• ENTRIES PROVIDED:

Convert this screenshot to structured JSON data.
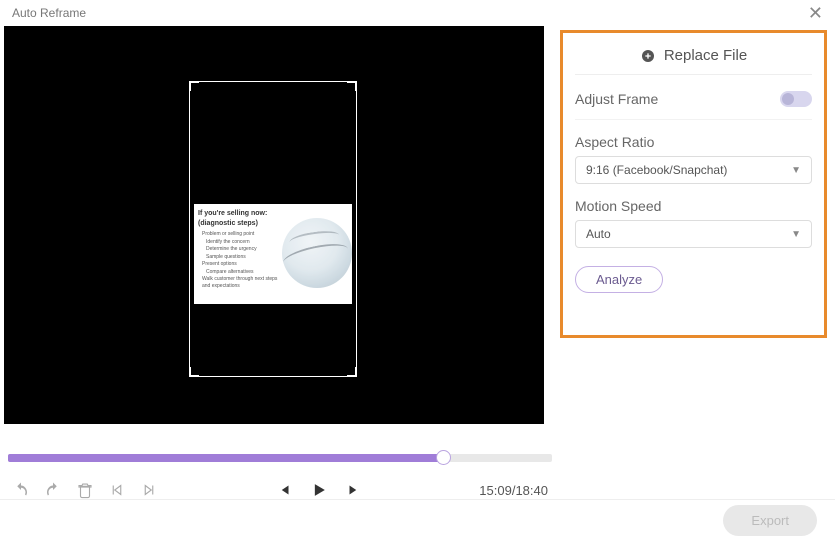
{
  "titlebar": {
    "title": "Auto Reframe"
  },
  "preview": {
    "slide_heading1": "If you're selling now:",
    "slide_heading2": "(diagnostic steps)",
    "bullet1": "Problem or selling point",
    "bullet2a": "Identify the concern",
    "bullet2b": "Determine the urgency",
    "bullet2c": "Sample questions",
    "bullet3a": "Present options",
    "bullet3b": "Compare alternatives",
    "bullet4": "Walk customer through next steps and expectations"
  },
  "timeline": {
    "current": "15:09",
    "total": "18:40"
  },
  "panel": {
    "replace_label": "Replace File",
    "adjust_frame": {
      "label": "Adjust Frame",
      "on": false
    },
    "aspect_ratio": {
      "label": "Aspect Ratio",
      "value": "9:16 (Facebook/Snapchat)"
    },
    "motion_speed": {
      "label": "Motion Speed",
      "value": "Auto"
    },
    "analyze_label": "Analyze"
  },
  "footer": {
    "export_label": "Export"
  }
}
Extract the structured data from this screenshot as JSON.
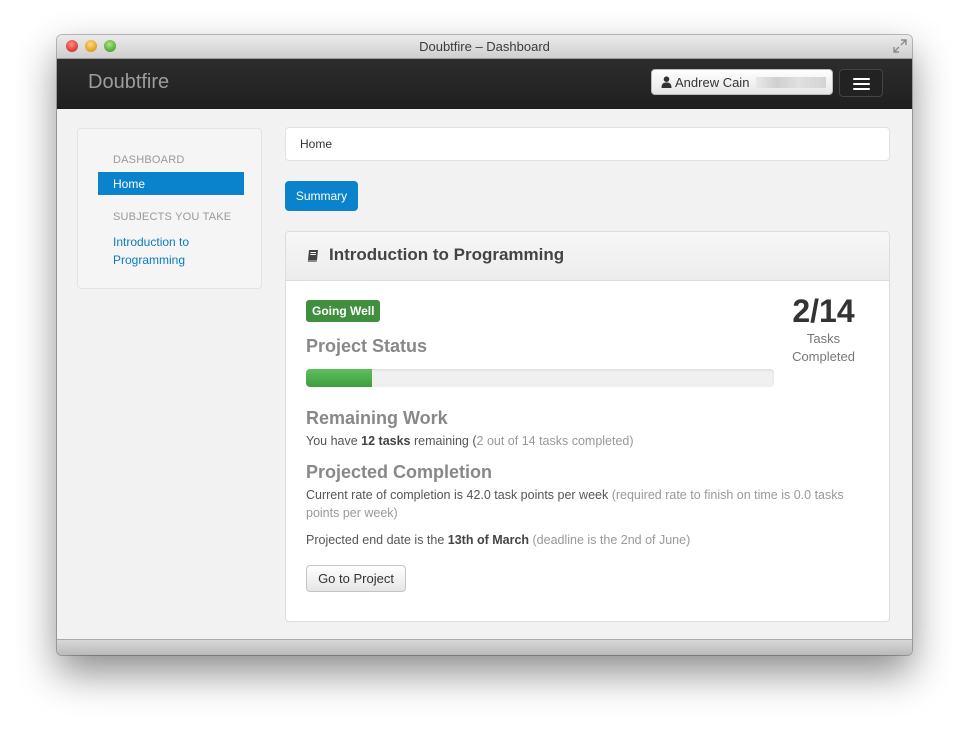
{
  "window": {
    "title": "Doubtfire – Dashboard"
  },
  "navbar": {
    "brand": "Doubtfire",
    "user_name": "Andrew Cain"
  },
  "sidebar": {
    "section_dashboard": "DASHBOARD",
    "home_item": "Home",
    "section_subjects": "SUBJECTS YOU TAKE",
    "subject_link": "Introduction to Programming"
  },
  "breadcrumb": {
    "current": "Home"
  },
  "tabs": {
    "summary": "Summary"
  },
  "panel": {
    "title": "Introduction to Programming",
    "status_badge": "Going Well",
    "project_status_heading": "Project Status",
    "progress_fraction": 0.14,
    "tasks_completed_count": "2/14",
    "tasks_completed_label": "Tasks Completed",
    "remaining_heading": "Remaining Work",
    "remaining_prefix": "You have ",
    "remaining_bold": "12 tasks",
    "remaining_mid": " remaining (",
    "remaining_muted": "2 out of 14 tasks completed)",
    "projected_heading": "Projected Completion",
    "rate_text": "Current rate of completion is 42.0 task points per week",
    "rate_muted": " (required rate to finish on time is 0.0 tasks points per week)",
    "end_prefix": "Projected end date is the ",
    "end_bold": "13th of March",
    "end_muted": " (deadline is the 2nd of June)",
    "go_button": "Go to Project"
  },
  "colors": {
    "accent": "#0a83cc",
    "badge_green": "#3f8f3f",
    "progress_green": "#4cae4c",
    "navbar": "#222222"
  },
  "icons": {
    "user": "user-icon",
    "book": "book-icon",
    "menu": "hamburger-menu-icon",
    "fullscreen": "fullscreen-icon"
  }
}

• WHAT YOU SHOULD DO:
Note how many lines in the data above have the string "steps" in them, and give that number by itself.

• RESULT OF THE EXERCISE:
2